Reproduce the records below; each should match the original exactly.
THE DATA Start Marker
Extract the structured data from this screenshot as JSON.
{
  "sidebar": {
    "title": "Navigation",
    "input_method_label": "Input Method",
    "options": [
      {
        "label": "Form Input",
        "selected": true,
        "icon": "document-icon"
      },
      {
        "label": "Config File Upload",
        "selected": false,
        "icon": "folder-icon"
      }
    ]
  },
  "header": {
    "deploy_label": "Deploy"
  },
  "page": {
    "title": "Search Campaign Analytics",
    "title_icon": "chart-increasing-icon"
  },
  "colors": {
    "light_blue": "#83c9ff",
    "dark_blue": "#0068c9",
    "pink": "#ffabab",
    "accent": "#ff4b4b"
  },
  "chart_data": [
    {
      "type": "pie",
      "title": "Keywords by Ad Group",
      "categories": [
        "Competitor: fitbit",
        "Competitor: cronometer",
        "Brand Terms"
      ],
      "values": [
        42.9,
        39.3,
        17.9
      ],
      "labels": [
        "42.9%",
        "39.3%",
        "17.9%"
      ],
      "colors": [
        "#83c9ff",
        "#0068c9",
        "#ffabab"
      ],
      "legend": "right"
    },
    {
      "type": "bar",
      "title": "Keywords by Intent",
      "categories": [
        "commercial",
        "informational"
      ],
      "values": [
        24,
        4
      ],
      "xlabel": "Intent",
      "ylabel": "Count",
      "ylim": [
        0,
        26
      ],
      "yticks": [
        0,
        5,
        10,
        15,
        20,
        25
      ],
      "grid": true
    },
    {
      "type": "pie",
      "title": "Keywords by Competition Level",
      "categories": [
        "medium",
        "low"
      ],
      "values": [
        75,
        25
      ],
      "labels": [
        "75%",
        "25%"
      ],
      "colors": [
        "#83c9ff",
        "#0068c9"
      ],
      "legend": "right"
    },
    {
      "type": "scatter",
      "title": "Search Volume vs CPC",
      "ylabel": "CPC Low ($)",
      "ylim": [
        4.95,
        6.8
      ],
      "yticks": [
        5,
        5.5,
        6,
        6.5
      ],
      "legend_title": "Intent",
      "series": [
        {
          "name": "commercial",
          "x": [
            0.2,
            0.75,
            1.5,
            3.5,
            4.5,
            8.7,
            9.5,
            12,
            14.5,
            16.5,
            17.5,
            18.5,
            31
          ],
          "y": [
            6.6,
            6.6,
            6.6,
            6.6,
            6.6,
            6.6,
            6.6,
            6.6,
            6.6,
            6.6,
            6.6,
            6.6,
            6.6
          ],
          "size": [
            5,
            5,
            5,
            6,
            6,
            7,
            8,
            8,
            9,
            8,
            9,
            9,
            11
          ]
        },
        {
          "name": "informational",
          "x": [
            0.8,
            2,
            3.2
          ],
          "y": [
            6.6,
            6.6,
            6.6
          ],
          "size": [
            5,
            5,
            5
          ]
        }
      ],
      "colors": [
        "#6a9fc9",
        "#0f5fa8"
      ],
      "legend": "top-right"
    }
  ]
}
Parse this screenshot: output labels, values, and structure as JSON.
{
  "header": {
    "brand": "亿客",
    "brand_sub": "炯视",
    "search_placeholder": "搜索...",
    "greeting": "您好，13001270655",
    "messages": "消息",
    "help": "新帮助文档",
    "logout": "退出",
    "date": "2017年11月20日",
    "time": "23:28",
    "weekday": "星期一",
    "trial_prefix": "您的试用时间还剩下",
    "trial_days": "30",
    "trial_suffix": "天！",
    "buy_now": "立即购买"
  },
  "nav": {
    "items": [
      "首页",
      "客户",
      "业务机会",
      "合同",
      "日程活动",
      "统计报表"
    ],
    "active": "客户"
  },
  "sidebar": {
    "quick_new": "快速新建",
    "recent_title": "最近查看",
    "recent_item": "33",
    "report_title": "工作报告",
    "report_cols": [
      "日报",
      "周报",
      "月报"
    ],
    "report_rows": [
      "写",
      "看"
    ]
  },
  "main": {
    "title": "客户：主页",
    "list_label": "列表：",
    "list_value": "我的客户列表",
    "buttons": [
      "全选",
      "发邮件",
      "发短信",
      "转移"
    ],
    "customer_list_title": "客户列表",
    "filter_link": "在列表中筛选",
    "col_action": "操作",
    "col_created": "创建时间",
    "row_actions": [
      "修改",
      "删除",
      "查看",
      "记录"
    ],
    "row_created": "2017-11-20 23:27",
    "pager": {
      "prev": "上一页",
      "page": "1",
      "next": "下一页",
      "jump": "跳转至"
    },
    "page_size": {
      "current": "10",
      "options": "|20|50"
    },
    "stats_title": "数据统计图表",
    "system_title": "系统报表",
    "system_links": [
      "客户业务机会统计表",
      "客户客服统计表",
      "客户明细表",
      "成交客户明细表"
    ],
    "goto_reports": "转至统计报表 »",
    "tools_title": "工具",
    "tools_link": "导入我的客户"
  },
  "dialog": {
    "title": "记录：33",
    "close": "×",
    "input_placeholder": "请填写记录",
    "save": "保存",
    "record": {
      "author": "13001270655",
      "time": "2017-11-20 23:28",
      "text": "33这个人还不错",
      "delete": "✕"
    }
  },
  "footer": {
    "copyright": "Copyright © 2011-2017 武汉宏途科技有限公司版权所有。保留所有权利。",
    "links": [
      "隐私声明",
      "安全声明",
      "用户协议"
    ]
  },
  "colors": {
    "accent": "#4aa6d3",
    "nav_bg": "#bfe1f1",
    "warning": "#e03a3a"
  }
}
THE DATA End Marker
EXERCISE ANSWER:
Extract the structured data from this screenshot as JSON.
{
  "sidebar": {
    "title": "Navigation",
    "input_method_label": "Input Method",
    "options": [
      {
        "label": "Form Input",
        "selected": true,
        "icon": "document-icon"
      },
      {
        "label": "Config File Upload",
        "selected": false,
        "icon": "folder-icon"
      }
    ]
  },
  "header": {
    "deploy_label": "Deploy"
  },
  "page": {
    "title": "Search Campaign Analytics",
    "title_icon": "chart-increasing-icon"
  },
  "colors": {
    "light_blue": "#83c9ff",
    "dark_blue": "#0068c9",
    "pink": "#ffabab",
    "accent": "#ff4b4b"
  },
  "chart_data": [
    {
      "type": "pie",
      "title": "Keywords by Ad Group",
      "categories": [
        "Competitor: fitbit",
        "Competitor: cronometer",
        "Brand Terms"
      ],
      "values": [
        42.9,
        39.3,
        17.9
      ],
      "labels": [
        "42.9%",
        "39.3%",
        "17.9%"
      ],
      "colors": [
        "#83c9ff",
        "#0068c9",
        "#ffabab"
      ],
      "legend": "right"
    },
    {
      "type": "bar",
      "title": "Keywords by Intent",
      "categories": [
        "commercial",
        "informational"
      ],
      "values": [
        24,
        4
      ],
      "xlabel": "Intent",
      "ylabel": "Count",
      "ylim": [
        0,
        26
      ],
      "yticks": [
        0,
        5,
        10,
        15,
        20,
        25
      ],
      "grid": true
    },
    {
      "type": "pie",
      "title": "Keywords by Competition Level",
      "categories": [
        "medium",
        "low"
      ],
      "values": [
        75,
        25
      ],
      "labels": [
        "75%",
        "25%"
      ],
      "colors": [
        "#83c9ff",
        "#0068c9"
      ],
      "legend": "right"
    },
    {
      "type": "scatter",
      "title": "Search Volume vs CPC",
      "ylabel": "CPC Low ($)",
      "ylim": [
        4.95,
        6.8
      ],
      "yticks": [
        5,
        5.5,
        6,
        6.5
      ],
      "legend_title": "Intent",
      "series": [
        {
          "name": "commercial",
          "x": [
            0.2,
            0.75,
            1.5,
            3.5,
            4.5,
            8.7,
            9.5,
            12,
            14.5,
            16.5,
            17.5,
            18.5,
            31
          ],
          "y": [
            6.6,
            6.6,
            6.6,
            6.6,
            6.6,
            6.6,
            6.6,
            6.6,
            6.6,
            6.6,
            6.6,
            6.6,
            6.6
          ],
          "size": [
            5,
            5,
            5,
            6,
            6,
            7,
            8,
            8,
            9,
            8,
            9,
            9,
            11
          ]
        },
        {
          "name": "informational",
          "x": [
            0.8,
            2,
            3.2
          ],
          "y": [
            6.6,
            6.6,
            6.6
          ],
          "size": [
            5,
            5,
            5
          ]
        }
      ],
      "colors": [
        "#6a9fc9",
        "#0f5fa8"
      ],
      "legend": "top-right"
    }
  ]
}
Parse this screenshot: output labels, values, and structure as JSON.
{
  "header": {
    "brand": "亿客",
    "brand_sub": "炯视",
    "search_placeholder": "搜索...",
    "greeting": "您好，13001270655",
    "messages": "消息",
    "help": "新帮助文档",
    "logout": "退出",
    "date": "2017年11月20日",
    "time": "23:28",
    "weekday": "星期一",
    "trial_prefix": "您的试用时间还剩下",
    "trial_days": "30",
    "trial_suffix": "天！",
    "buy_now": "立即购买"
  },
  "nav": {
    "items": [
      "首页",
      "客户",
      "业务机会",
      "合同",
      "日程活动",
      "统计报表"
    ],
    "active": "客户"
  },
  "sidebar": {
    "quick_new": "快速新建",
    "recent_title": "最近查看",
    "recent_item": "33",
    "report_title": "工作报告",
    "report_cols": [
      "日报",
      "周报",
      "月报"
    ],
    "report_rows": [
      "写",
      "看"
    ]
  },
  "main": {
    "title": "客户：主页",
    "list_label": "列表：",
    "list_value": "我的客户列表",
    "buttons": [
      "全选",
      "发邮件",
      "发短信",
      "转移"
    ],
    "customer_list_title": "客户列表",
    "filter_link": "在列表中筛选",
    "col_action": "操作",
    "col_created": "创建时间",
    "row_actions": [
      "修改",
      "删除",
      "查看",
      "记录"
    ],
    "row_created": "2017-11-20 23:27",
    "pager": {
      "prev": "上一页",
      "page": "1",
      "next": "下一页",
      "jump": "跳转至"
    },
    "page_size": {
      "current": "10",
      "options": "|20|50"
    },
    "stats_title": "数据统计图表",
    "system_title": "系统报表",
    "system_links": [
      "客户业务机会统计表",
      "客户客服统计表",
      "客户明细表",
      "成交客户明细表"
    ],
    "goto_reports": "转至统计报表 »",
    "tools_title": "工具",
    "tools_link": "导入我的客户"
  },
  "dialog": {
    "title": "记录：33",
    "close": "×",
    "input_placeholder": "请填写记录",
    "save": "保存",
    "record": {
      "author": "13001270655",
      "time": "2017-11-20 23:28",
      "text": "33这个人还不错",
      "delete": "✕"
    }
  },
  "footer": {
    "copyright": "Copyright © 2011-2017 武汉宏途科技有限公司版权所有。保留所有权利。",
    "links": [
      "隐私声明",
      "安全声明",
      "用户协议"
    ]
  },
  "colors": {
    "accent": "#4aa6d3",
    "nav_bg": "#bfe1f1",
    "warning": "#e03a3a"
  }
}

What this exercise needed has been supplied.